AIM OF THE EXERCISE — If a line in the records below holds the word "title", copy it.

SUPPLIED RECORDS —

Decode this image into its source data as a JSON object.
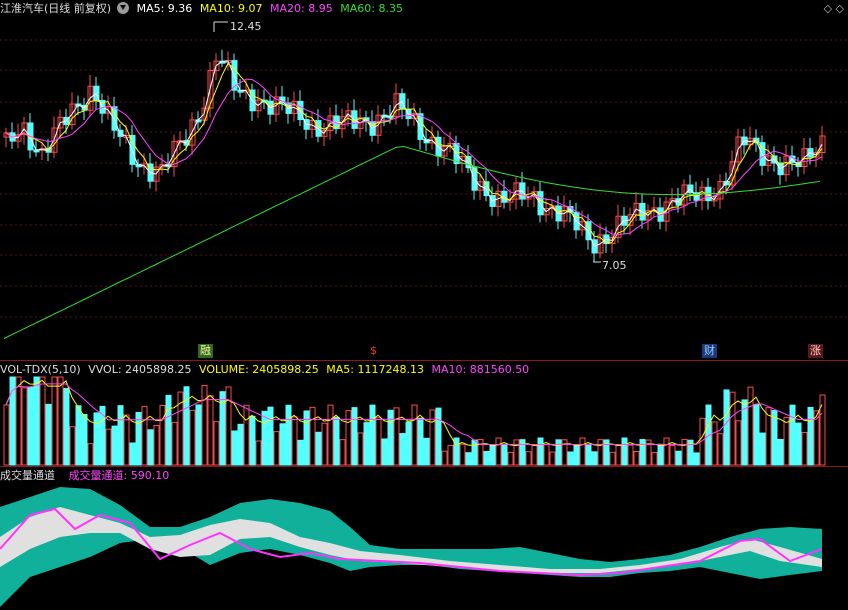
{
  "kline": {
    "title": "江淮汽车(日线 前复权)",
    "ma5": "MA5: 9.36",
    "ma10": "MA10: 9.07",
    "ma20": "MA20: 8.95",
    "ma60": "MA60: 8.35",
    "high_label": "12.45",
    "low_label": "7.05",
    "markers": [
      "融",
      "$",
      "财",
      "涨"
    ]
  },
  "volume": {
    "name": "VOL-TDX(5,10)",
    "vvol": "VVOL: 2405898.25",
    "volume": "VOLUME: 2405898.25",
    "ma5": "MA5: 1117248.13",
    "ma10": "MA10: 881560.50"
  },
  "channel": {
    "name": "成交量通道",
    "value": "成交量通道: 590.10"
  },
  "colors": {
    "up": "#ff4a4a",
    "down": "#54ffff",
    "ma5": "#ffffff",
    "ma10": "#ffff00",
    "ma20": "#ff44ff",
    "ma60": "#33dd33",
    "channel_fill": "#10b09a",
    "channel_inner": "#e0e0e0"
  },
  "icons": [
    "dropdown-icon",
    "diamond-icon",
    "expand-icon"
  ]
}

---

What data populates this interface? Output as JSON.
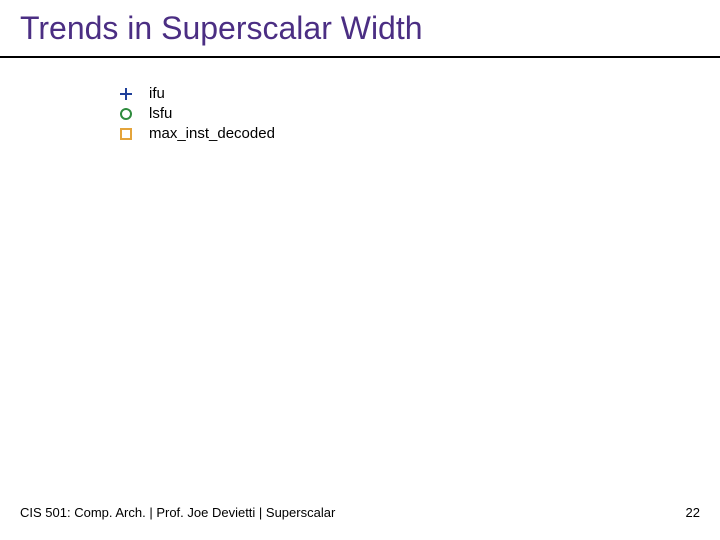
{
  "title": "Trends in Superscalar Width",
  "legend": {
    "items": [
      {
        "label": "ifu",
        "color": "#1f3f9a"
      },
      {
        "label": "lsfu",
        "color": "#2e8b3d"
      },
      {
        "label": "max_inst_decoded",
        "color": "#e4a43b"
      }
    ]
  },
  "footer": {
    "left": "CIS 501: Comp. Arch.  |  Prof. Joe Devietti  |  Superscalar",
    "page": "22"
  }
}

ANSWER BOX —
    "title": "江淮汽车(日线 前复权)",
  "title": "Trends in Superscalar Width",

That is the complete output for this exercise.